In general, foods may be labeled “gluten-free” if they meet the definition and otherwise comply with the final rule’s requirements. More specifically, the final rule defines “gluten-free” as meaning that the food either is inherently gluten free; or does not contain an ingredient that is: 1) a gluten-containing grain (e.g., spelt wheat); 2) derived from a gluten-containing grain that has not been processed to remove gluten (e.g., wheat flour); or 3) derived from a gluten-containing grain that has been processed to remove gluten (e.g., wheat starch), if the use of that ingredient results in the presence of 20 parts per million (ppm) or more gluten in the food. Also, any unavoidable presence of gluten in the food must be less than 20 ppm.

Essentially the FDAs rule for gluten free labeling is that the product contains less than 20 parts per million of gluten. Technically some gluten is allowed but at .002% there is not enough to trigger any negative reactions in those with Celiac.
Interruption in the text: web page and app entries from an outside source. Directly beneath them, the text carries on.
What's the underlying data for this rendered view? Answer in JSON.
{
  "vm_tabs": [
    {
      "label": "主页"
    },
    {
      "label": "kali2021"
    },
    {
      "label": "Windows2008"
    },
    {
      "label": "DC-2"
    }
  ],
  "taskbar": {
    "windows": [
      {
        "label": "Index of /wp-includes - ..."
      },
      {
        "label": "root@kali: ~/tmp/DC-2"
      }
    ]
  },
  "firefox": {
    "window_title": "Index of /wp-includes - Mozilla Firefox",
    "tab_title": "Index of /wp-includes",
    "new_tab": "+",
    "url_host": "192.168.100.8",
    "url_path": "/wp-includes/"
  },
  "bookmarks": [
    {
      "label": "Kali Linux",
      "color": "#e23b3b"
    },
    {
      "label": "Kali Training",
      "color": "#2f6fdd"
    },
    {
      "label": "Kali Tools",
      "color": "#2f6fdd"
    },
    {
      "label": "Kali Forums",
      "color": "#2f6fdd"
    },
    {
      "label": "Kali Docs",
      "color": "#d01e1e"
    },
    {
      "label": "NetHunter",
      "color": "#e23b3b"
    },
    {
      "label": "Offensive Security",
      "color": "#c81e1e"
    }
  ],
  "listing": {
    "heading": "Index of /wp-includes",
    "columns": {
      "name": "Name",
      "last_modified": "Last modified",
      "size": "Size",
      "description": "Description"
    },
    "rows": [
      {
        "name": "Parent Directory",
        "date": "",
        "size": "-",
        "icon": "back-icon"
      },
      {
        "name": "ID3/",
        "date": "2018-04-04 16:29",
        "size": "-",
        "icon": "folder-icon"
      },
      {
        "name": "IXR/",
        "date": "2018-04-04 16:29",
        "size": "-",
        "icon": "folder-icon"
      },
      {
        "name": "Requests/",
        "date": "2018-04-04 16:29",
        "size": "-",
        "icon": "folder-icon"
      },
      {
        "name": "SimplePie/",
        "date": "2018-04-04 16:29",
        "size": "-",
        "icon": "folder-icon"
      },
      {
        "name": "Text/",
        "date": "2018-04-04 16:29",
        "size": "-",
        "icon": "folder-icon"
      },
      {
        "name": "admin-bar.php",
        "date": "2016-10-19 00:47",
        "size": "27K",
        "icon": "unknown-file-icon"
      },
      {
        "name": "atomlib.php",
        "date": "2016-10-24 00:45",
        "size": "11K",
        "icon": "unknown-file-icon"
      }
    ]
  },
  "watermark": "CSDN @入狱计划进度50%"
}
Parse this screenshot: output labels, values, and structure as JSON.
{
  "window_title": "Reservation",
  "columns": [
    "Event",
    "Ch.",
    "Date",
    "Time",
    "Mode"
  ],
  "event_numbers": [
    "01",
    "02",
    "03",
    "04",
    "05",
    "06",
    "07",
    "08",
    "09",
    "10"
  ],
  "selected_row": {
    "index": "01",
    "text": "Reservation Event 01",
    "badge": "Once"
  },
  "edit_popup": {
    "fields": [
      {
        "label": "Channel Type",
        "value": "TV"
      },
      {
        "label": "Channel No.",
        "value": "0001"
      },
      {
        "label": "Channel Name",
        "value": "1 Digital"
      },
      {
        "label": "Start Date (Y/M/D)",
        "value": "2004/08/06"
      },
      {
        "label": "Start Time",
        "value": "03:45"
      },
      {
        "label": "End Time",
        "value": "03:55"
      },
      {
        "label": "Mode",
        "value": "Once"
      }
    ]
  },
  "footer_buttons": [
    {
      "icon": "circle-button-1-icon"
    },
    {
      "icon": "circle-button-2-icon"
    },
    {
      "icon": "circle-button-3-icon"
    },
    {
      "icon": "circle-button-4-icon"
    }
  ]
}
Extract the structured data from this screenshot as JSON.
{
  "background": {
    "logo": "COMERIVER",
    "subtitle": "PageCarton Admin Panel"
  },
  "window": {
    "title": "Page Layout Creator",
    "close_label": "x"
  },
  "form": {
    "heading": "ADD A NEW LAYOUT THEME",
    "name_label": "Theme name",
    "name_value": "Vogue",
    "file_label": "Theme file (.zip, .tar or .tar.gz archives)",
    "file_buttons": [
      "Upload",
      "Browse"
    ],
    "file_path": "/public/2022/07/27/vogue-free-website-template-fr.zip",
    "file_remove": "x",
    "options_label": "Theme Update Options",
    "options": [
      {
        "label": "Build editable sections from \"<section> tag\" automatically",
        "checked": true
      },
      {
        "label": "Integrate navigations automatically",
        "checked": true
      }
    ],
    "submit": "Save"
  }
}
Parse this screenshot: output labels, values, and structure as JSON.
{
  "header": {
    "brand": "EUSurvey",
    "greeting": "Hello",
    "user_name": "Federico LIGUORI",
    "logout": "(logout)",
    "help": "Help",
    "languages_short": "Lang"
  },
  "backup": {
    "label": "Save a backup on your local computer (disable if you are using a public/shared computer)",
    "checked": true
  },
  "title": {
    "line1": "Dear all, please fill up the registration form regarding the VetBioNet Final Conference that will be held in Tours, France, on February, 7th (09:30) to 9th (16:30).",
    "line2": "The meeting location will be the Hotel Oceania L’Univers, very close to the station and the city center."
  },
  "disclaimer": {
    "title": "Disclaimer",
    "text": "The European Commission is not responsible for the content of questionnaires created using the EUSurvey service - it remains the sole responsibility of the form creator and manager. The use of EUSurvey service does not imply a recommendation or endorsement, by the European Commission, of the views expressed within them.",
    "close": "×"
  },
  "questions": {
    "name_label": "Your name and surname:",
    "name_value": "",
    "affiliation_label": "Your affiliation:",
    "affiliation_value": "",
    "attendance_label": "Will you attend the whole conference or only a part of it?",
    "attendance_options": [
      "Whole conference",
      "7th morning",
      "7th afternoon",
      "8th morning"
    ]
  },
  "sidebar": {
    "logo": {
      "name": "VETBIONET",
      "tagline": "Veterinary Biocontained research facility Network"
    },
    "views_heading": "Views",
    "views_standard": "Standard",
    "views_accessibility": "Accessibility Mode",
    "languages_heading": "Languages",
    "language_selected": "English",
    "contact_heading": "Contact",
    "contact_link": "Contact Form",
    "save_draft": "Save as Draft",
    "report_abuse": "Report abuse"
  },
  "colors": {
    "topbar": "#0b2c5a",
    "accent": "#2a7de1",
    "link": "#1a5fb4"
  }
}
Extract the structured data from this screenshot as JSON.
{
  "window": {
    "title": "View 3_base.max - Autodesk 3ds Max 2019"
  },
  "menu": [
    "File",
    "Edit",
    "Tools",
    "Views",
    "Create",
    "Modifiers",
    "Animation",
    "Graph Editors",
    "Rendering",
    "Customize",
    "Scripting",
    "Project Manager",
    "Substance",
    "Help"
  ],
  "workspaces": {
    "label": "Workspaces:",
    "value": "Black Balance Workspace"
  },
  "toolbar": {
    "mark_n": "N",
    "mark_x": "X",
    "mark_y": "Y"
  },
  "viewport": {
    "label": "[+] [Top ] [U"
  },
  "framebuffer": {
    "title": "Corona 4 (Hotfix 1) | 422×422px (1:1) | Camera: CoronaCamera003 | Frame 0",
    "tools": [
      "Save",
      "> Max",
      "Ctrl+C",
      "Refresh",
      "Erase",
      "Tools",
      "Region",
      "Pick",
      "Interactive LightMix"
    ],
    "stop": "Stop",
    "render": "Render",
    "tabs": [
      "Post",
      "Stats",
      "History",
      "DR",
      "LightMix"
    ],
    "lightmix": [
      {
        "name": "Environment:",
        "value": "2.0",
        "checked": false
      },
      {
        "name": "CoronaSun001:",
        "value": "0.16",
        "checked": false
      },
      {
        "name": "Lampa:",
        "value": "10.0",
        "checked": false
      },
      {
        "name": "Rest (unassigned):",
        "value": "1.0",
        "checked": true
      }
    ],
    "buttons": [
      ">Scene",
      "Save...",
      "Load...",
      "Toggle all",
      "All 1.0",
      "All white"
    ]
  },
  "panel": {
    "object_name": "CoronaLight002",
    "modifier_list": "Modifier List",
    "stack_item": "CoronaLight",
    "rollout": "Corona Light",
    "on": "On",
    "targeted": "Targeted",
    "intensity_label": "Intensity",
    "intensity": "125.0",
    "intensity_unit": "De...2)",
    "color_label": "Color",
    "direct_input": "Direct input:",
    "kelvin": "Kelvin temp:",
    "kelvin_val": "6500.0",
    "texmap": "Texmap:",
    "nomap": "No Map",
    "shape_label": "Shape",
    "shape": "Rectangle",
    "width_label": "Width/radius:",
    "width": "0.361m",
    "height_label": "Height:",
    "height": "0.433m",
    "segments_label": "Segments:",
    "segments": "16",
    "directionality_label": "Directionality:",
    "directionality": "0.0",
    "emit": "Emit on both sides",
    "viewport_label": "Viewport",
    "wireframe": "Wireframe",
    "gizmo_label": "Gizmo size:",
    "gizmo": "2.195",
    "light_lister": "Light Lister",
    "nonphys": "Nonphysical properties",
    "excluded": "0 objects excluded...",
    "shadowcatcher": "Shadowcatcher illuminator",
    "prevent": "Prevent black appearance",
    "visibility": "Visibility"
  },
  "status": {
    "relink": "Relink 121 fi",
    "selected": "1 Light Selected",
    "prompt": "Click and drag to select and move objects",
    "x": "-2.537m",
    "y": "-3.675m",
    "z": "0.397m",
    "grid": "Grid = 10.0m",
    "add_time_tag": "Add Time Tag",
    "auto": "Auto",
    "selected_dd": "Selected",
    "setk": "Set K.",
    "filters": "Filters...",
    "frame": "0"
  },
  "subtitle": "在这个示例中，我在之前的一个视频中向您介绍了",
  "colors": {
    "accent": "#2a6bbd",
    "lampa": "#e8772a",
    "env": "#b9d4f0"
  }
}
Wheat is one of the 8 allergens that must be listed in the United States(and Canada). So the labeling of wheat is here to stay. The FDA has a nice clear definition of what is gluten free is, which helps everyone who is concerned about gluten. The best way to know if there is gluten in the product is to look for wheat or other grains on the label. There are certifying groups that will evaluate your product and facility to determine if you meet there requirements. Please note you do not have to be certified to label a product as gluten free.  The same way you don’t have to be certified to label a product “milk free” or “egg free”.